1) The author's direction for the main character was rather confusing and unclear as the story began to develop further. Martha Schabas introduces Georgia to be a girl devoted solely to the ballet world but external actions from Georgia's peers influence her thoughts about people and sex. She was on a dance road to greatness when her decisions and obsession with sexual thoughts ruin everything she worked so hard to accomplish. It is hard to believe that a girl whose life revolves around dance could be so foolish to fall into the sex scene of normal teenagers making the author's argument of what peer pressure can do unclear. The author's word choice follows the internal changes of Georgia which enhances the interest of the book.
2) The main character, Georgia, is the typical dancer with dreams of becoming a professional ballerina her determination and hard work was a few of her strengths. She stood out among the rest of dancers because of her passion and commitment to dance. With each movement she aimed for perfection to impress her teacher and continuously put extra hours into her dance at home. Unfortunately, her strengths were weakened as she became easily influenced by the friends around her. She gets the wrong idea of sex and love causing her to make horrible choices that cost her her career at the academy. The ending flowed naturally with Georgia's character when she decides to audition at other academy to salvage what she cares about the most, dance.
Profile Image for Angela.
368 reviews12 followers
April 30, 2011
When I first started this book I thought it was going to be a disaster. There's a line right near the beginning (which I'm not going to quote because I read an uncorrected proof, so it might change in the final version), that just sounded really awkward and not at all what the 14-year old narrator would say.

Well, I was happy to find that that line is an anomaly - overall this book is very well written.

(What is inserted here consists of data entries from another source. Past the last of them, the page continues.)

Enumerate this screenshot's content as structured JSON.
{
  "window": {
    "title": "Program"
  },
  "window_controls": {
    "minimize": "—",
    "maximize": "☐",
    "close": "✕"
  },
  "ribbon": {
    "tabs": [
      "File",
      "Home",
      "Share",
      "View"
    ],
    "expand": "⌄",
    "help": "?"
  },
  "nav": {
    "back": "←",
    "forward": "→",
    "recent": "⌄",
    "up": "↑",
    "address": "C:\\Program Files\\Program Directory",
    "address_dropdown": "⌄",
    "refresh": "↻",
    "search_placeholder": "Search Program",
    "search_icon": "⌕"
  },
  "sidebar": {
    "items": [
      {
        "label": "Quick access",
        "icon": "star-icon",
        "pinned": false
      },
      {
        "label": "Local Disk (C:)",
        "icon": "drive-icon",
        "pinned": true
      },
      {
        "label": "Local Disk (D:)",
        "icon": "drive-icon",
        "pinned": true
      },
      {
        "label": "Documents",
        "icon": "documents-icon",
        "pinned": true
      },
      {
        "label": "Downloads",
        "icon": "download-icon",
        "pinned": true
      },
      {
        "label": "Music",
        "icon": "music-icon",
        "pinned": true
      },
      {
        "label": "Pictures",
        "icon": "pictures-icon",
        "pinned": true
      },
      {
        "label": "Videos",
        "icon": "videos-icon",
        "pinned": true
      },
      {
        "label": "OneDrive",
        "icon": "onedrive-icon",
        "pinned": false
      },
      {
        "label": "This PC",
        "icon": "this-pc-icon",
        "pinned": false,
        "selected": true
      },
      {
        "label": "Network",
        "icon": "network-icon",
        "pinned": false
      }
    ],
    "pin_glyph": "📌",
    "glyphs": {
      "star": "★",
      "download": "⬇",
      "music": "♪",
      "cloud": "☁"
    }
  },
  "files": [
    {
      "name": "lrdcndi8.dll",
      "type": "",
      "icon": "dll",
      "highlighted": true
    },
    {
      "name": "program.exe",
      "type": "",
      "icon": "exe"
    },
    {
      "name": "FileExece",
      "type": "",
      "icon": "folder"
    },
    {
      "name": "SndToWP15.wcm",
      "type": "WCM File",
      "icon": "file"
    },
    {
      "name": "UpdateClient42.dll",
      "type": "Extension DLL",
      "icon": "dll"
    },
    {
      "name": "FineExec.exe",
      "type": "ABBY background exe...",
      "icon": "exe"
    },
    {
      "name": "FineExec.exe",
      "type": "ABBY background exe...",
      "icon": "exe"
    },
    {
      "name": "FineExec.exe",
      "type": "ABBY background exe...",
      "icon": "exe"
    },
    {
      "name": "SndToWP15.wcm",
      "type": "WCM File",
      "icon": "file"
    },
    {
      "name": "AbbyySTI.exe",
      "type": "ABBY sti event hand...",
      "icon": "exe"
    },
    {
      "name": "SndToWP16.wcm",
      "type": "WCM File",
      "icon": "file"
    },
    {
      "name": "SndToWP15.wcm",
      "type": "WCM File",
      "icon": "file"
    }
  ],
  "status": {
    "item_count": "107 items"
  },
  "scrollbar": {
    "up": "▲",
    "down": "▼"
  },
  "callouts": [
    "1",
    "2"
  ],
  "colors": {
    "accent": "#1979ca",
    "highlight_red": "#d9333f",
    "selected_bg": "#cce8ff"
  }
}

And the story is compelling - I quickly got pulled into Georgia's life as a ballet student, where she's trying to navigate that awkward stage of becoming a woman, without much adult guidance or good role models to help her.

I also appreciated the complexity of the characters and relationships in this novel. We're seeing everything through Georgia's eyes, but I got the impression that these other characters weren't just cardboard cut-outs - they each had their own stories, even if we were only seeing bits and parts of them.

In summary: a very impressive first novel. I'll be keeping an eye out for further work from this author.

[Note: In order to comply with FTC guidelines, I should note that I received this book for free through Goodreads First Reads.]
Displaying 1 - 30 of 221 reviews

Can't find what you're looking for?

Get help and learn more about the design.